Getting used to life in Dublin, a city she had never lived in before, took its time. "I'd say it took me a good two years to settle in fully," she says. "What surprised me at first was how expensive it was to rent. In some parts of the city, the rents would be similar to what you would pay in London." Now just a matter of weeks away from giving birth to her first child, she says she is very happy to have made the move. "Over the past year, especially, I've noticed lots of people returning. Dublin is a very creative city and there are plenty of intriguing start-ups looking for staff. It feels like a really good time right now."
Catriona (34) is one of a number of staff at her agency who have come back to Ireland. Another, an emigrant to Toronto, is set to join the firm later this month.
The Social House found itself in the headlines last month after running a provocative 'Irish go home' ad campaign in Canada. The idea was to drive outraged emigrants to pleaseleavecanada.com, a proxy site for Catriona's agency. There they would see that far from xenophobic Canadians, they were confronted by job offers back home.
"We got about 150 responses to it," she says, "and it was so interesting to read their stories. A lot of the people who left are really keen to come back and now that there are more opportunities here than there have been in years, the time is good."
For one unnamed expat, now living in Canada and working in the construction industry, the thought of returning to live permanently in Ireland after more than five years away is what sustains him in the bad times. "I know that some people really make emigration work for them, but I've hated it," he says. "I never wanted to leave Ireland in the first place, but my skill set meant I didn't have much choice.
"What you don't really hear about emigration is how expensive it is, how you need to buy furniture when you move into unfurnished flats, how in certain jobs you absolutely have to have a car."
He hopes to come home for good next year. "I can't wait, to be honest, and I'm already dreading the thoughts of another Canadian winter. The saving grace for me is the job - I've learnt so much. My employers treat me really well too and I can see that I'm valued.

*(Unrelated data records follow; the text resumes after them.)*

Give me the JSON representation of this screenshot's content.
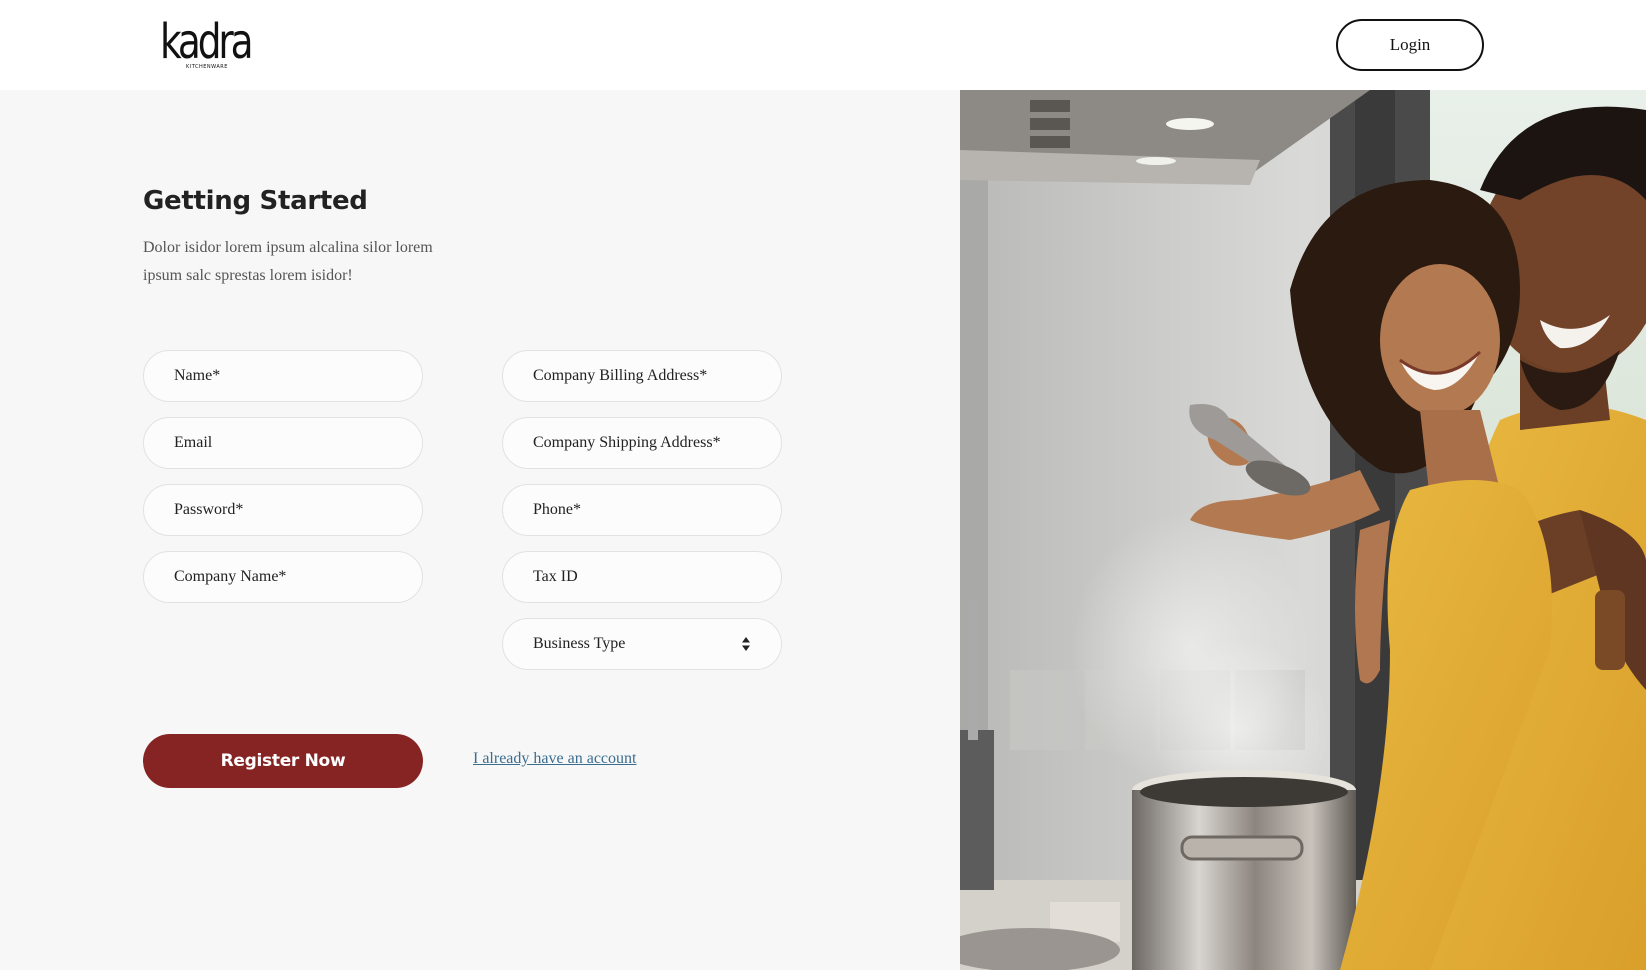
{
  "header": {
    "logo_word": "kadra",
    "logo_sub": "KITCHENWARE",
    "login_label": "Login"
  },
  "form": {
    "title": "Getting Started",
    "subtitle": "Dolor isidor lorem ipsum alcalina silor lorem ipsum salc sprestas lorem isidor!",
    "fields": {
      "name": "Name*",
      "email": "Email",
      "password": "Password*",
      "company_name": "Company Name*",
      "billing_address": "Company Billing Address*",
      "shipping_address": "Company Shipping Address*",
      "phone": "Phone*",
      "tax_id": "Tax ID",
      "business_type": "Business Type"
    },
    "register_label": "Register Now",
    "account_link": "I already have an account"
  },
  "colors": {
    "accent": "#862424",
    "link": "#3b6d8f",
    "panel_bg": "#f7f7f7"
  },
  "icons": {
    "select_arrows": "sort-arrows-icon"
  }
}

"But none of that compensates for being away from home and there are times I miss my mother and father so much it actually hurts."